In recent years, a wealth of research has revealed that public safety personnel (PSP) have a higher rate of mental health disorders than the general public. This higher rate may be linked to the trauma and stress they experience on the job. Many organizations use basic mental health interventions, and the number and variety of these interventions have increased in the last decade. However, there has been little focus on how these programs are implemented for PSP.
The current study reviewed studies that examined implementation strategies for the prevention and treatment of workplace mental health conditions in PSP.
What was done in the study?
The researchers searched for studies that examined PSP and reported on workplace mental health intervention implementation. The original search produced 62,229 articles, but once duplicates were removed and a detailed analysis was completed, the researchers were left with 89 studies published between 1979-2020 that looked at the topic of interest.
What did we find out?
- 64% of the studies were published in the last decade. While the studies were conducted across five continents, most were from western countries.
- The majority, 72%, looked at programs in police populations.
- The researchers found five common program focuses:
- occupational stress (most common at 50%);
- recognizing symptoms of mental health disorders;
- resilience of PSP;
- debriefing after exposure to traumatic events; and
- physical and emotional health.
- 45% of the programs were general programs that included a mental health component.
- Specific mental health programs featured education about sources of stress and strategies to be more mindful of emotions and reactions.
- Of the programs studied, 80% used training as the method for implementation, with group training sessions being the most common delivery method (70%).
- 73% of the interventions were delivered over multiple sessions.
Where do we go from here?

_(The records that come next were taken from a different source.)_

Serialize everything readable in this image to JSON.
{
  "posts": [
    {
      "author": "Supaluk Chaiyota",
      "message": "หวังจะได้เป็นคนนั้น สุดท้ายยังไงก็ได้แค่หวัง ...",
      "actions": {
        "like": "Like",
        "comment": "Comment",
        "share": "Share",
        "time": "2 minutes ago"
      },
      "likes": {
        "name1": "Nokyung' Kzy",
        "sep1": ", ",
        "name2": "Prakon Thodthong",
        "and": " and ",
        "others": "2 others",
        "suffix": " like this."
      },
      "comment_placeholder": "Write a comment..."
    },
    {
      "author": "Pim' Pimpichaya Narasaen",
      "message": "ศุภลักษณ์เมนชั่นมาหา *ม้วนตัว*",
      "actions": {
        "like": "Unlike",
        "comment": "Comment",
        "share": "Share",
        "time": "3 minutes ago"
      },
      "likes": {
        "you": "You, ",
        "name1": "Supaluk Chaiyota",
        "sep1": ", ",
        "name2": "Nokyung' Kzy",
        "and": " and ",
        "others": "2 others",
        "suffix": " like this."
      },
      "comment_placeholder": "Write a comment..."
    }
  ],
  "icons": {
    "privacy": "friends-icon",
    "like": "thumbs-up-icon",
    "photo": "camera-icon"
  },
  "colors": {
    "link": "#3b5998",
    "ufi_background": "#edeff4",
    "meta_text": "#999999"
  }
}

This study is limited by the available research, and did not look at the effectiveness of the interventions or implementation strategies used. However, some valuable insights did emerge. There was an apparent lack of diversity in implementation strategies with training as the most common method. The focus on training appears to position the problem with the PSP frontline rather than the workplace, which ignores the contributions of workplace culture. In addition, few of the programs targeted supervisors, even though it has been shown that increased knowledge of mental health issues in supervisors can increase confidence in speaking about mental health and reduce stigma. The study points to the need to diversify program content and implementation strategies. More research is needed to establish which programs and implementation strategies are most effective so that PSP get the full benefit of mental health prevention and treatment programs within the workplace.
The original wording of the study was changed and condensed for the current research summary.
Edgelow, M., Scholefield, E., McPherson, M., Mehta, S., & Ortlieb, A. (2021). A review of workplace mental health interventions and their implementation in public safety organizations. International Archives of Occupational and Environmental Health. https://doi.org/10.1007/s00420-021-01772-1
Summary prepared by Kossick, E. Edited and Reviewed by Barootes, B. & Edgelow, M.